We have probably all heard the phrase “loaded for bear” but what does that actually mean? It can mean many different things depending upon the situation you may find yourself in. However, if you are an outdoorsman or woman then this phrase probably means exactly what it indicates—and you are indeed “loaded for bear” with suitable gear to protect yourself in case you are suddenly forced into a face-off with a bear.
Hunting from an elevated stand is a very popular method of hunting and for some hunters it is the only option. Knowing how to properly use a safety harness is vital, hanging your treestand in a secure fashion is critical and knowing how to correctly ascend up into your tree is crucial. But planning for a possible worse case scenario may be the thing that actually saves your life if you should experience a fall from an elevated stand.
For many hunters there are only two seasons during a calendar year, “in season” and “off season.” The long hot dog days of summer are upon us and many avid hunters are already dreaming about spending countless hours high up in a tree in the coming months. Like most of us who hunt, we keep ourselves busy almost year round with scouting, planning and prepping for the season ahead. Read this post for tips on how to safely set up your treestands, in season or off season.
This year it doesn’t matter whether you hunt in Texas, Virginia or Michigan, you are dealing with colder weather than you have faced in years when hunting. You need to be sure all your hunting party is well prepared for cold weather hunting with hunter education training for cold weather.
It is a tradition around my house—when my son returns home every Christmas—we head to the pheasant fields for a bird hunt. He generally hasn’t hunted since the previous Christmas, so the first thing we review is the 12 Rules of Hunter Safety as featured in the www.HunterEdCourse.com online hunters safety course.
Hunting day is here. We’re all excited on that first day of hunting, but we must remember that safety in the field is the number one priority. A key rule of hunter safety training is to make sure you understand the concept of a safe “Zone of Fire” and that all your hunting buddies do too.
The first hunt is a right of passage for some and the fulfillment of a long-awaited dream for others, in many instances it is likely both. It is a part of the hunting community’s heritage and a coveted moment worthy of celebration when introducing a new member of the next generation to hunting.
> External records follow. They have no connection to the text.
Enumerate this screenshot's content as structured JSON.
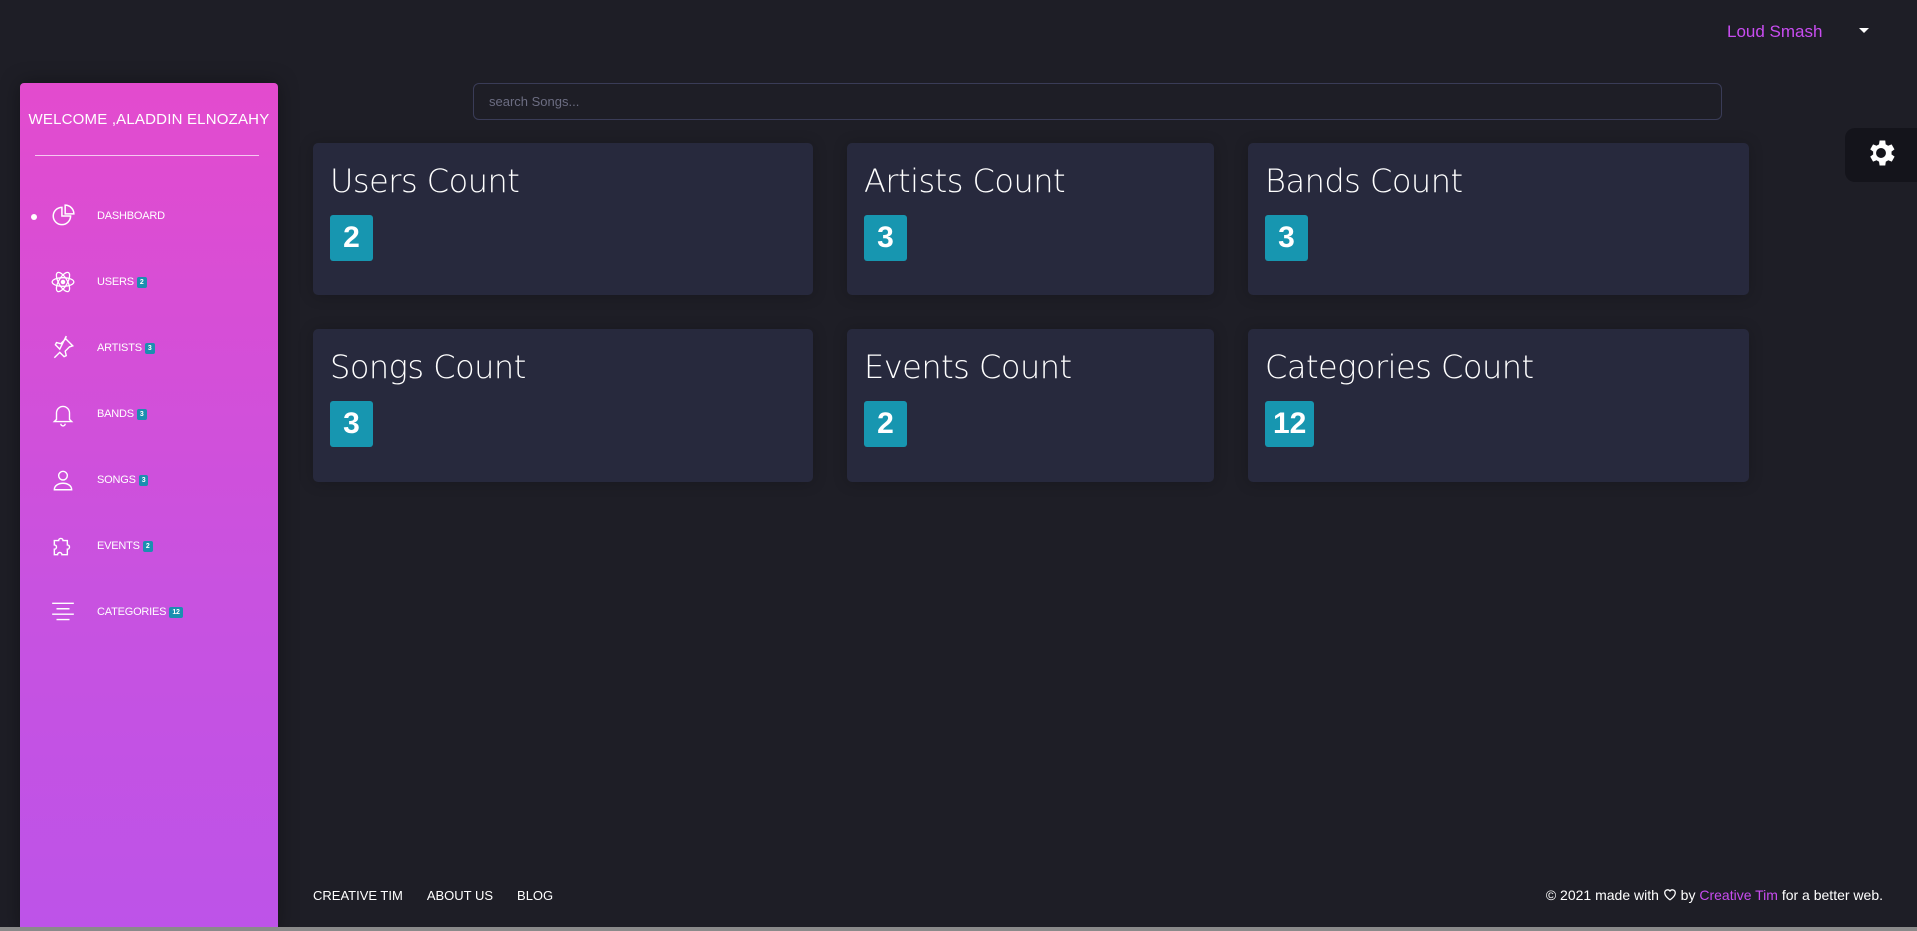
{
  "topbar": {
    "user_name": "Loud Smash"
  },
  "sidebar": {
    "welcome": "WELCOME ,ALADDIN ELNOZAHY",
    "items": [
      {
        "label": "DASHBOARD",
        "icon": "chart-pie-icon",
        "badge": "",
        "active": true
      },
      {
        "label": "USERS",
        "icon": "atom-icon",
        "badge": "2"
      },
      {
        "label": "ARTISTS",
        "icon": "pin-icon",
        "badge": "3"
      },
      {
        "label": "BANDS",
        "icon": "bell-icon",
        "badge": "3"
      },
      {
        "label": "SONGS",
        "icon": "user-icon",
        "badge": "3"
      },
      {
        "label": "EVENTS",
        "icon": "puzzle-icon",
        "badge": "2"
      },
      {
        "label": "CATEGORIES",
        "icon": "align-center-icon",
        "badge": "12"
      }
    ]
  },
  "search": {
    "placeholder": "search Songs..."
  },
  "cards": [
    {
      "title": "Users Count",
      "value": "2"
    },
    {
      "title": "Artists Count",
      "value": "3"
    },
    {
      "title": "Bands Count",
      "value": "3"
    },
    {
      "title": "Songs Count",
      "value": "3"
    },
    {
      "title": "Events Count",
      "value": "2"
    },
    {
      "title": "Categories Count",
      "value": "12"
    }
  ],
  "footer": {
    "links": [
      "CREATIVE TIM",
      "ABOUT US",
      "BLOG"
    ],
    "copyright_prefix": "© 2021 made with",
    "by": "by",
    "brand": "Creative Tim",
    "suffix": "for a better web."
  },
  "colors": {
    "accent": "#c84cf0",
    "badge": "#1796b0",
    "card": "#27293d",
    "background": "#1e1e26"
  }
}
Having a young son rapidly approaching that age, I am certainly eagerly awaiting the day he asks for his opportunity to go afield. To that end, I am sure a beginner’s guide to hunting could be of value to neophyte and veteran hunters mentoring new hunters alike.